- **Try it**: Check every line of the data below for the string "icon", and copy the ones that hold it.

───── Record set

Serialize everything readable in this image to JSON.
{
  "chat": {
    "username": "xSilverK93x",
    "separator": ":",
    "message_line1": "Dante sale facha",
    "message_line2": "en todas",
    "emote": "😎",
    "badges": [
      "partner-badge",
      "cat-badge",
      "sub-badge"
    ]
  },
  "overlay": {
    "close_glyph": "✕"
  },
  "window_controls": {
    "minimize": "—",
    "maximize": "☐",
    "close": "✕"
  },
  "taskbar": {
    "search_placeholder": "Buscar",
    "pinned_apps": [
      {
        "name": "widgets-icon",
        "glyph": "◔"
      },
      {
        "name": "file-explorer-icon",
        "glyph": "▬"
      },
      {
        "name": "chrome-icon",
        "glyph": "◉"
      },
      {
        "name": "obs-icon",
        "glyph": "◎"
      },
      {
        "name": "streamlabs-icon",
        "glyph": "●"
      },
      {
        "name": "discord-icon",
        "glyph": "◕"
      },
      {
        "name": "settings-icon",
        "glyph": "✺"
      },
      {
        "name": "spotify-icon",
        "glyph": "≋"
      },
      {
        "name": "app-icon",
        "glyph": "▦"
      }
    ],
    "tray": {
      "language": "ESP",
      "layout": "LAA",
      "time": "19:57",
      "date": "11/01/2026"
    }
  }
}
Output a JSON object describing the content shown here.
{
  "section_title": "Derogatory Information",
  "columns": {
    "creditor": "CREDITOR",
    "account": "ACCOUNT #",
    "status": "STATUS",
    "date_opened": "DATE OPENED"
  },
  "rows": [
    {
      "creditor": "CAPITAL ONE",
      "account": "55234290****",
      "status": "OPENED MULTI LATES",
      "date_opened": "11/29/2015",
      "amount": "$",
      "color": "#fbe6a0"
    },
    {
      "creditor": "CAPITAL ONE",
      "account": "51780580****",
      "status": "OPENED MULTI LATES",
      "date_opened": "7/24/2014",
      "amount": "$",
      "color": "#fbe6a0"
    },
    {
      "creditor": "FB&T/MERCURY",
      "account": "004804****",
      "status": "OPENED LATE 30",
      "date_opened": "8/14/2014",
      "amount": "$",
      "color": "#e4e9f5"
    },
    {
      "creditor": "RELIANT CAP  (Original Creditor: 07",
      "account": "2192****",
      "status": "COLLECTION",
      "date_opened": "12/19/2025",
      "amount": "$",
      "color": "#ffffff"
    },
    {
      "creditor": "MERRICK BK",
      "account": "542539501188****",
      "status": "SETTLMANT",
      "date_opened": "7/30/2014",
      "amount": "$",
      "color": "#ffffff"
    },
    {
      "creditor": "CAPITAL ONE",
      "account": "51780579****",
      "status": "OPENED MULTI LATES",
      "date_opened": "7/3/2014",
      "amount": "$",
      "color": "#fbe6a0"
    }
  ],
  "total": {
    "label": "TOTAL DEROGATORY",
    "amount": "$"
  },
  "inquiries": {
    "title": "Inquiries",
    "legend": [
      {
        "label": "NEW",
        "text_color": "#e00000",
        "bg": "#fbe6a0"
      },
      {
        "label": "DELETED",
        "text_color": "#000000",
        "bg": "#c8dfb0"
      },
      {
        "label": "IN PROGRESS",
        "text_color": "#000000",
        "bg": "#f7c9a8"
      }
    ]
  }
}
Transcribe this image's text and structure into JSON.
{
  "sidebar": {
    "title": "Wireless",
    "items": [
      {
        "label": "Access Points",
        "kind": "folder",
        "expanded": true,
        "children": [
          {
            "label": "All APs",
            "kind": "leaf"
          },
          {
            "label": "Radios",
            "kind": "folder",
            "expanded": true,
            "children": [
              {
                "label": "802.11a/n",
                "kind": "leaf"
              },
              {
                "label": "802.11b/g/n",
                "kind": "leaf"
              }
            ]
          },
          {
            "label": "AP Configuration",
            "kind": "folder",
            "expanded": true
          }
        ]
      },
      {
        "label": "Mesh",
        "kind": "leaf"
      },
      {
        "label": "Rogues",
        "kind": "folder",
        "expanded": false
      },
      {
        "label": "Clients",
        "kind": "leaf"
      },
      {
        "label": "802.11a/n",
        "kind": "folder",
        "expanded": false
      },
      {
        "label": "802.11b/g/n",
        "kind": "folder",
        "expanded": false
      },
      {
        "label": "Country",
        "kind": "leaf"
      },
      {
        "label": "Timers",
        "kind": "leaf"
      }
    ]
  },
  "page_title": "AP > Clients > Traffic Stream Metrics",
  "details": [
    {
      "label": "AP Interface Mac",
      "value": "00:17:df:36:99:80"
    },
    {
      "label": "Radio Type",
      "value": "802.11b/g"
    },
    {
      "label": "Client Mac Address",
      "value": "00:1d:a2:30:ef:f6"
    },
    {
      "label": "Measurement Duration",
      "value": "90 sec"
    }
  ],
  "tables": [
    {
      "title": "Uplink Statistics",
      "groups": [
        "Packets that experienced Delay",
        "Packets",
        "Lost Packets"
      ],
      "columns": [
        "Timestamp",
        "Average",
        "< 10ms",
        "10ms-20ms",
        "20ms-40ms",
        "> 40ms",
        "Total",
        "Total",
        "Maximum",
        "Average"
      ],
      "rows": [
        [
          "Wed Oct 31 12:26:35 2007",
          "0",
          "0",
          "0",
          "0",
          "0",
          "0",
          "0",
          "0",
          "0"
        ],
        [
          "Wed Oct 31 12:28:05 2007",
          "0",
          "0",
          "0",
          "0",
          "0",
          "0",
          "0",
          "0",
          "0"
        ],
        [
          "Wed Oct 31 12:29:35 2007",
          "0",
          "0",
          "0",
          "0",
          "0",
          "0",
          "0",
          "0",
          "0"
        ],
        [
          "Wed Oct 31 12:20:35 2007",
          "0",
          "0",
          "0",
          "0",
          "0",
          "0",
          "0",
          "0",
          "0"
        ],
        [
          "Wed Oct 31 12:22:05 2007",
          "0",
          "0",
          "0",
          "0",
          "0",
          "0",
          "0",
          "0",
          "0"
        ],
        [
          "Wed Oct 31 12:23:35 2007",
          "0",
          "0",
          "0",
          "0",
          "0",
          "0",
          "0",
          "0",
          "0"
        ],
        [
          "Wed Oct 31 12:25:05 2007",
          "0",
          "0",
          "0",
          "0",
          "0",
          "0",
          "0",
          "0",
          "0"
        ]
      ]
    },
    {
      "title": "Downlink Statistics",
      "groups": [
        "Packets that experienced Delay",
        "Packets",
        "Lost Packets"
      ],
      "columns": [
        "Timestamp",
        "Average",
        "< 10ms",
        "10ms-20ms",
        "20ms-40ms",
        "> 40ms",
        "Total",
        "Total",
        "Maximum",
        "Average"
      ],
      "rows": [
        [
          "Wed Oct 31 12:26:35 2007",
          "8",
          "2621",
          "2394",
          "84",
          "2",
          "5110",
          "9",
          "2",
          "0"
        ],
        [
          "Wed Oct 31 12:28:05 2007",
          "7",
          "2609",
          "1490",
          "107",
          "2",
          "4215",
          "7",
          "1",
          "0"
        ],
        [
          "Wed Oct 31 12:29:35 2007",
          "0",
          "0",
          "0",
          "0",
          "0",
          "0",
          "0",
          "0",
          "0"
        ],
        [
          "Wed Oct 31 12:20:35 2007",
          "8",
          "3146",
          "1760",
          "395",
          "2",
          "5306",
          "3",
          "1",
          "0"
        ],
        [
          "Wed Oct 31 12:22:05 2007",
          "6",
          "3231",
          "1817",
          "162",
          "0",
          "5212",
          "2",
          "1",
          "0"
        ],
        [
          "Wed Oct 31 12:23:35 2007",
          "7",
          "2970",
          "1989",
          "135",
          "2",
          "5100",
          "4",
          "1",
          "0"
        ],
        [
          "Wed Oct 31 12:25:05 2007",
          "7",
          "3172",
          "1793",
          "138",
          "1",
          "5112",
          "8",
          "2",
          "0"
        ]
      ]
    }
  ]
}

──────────

- **Exercise solution**:
        "name": "widgets-icon",
        "name": "file-explorer-icon",
        "name": "chrome-icon",
        "name": "obs-icon",
        "name": "streamlabs-icon",
        "name": "discord-icon",
        "name": "settings-icon",
        "name": "spotify-icon",
        "name": "app-icon",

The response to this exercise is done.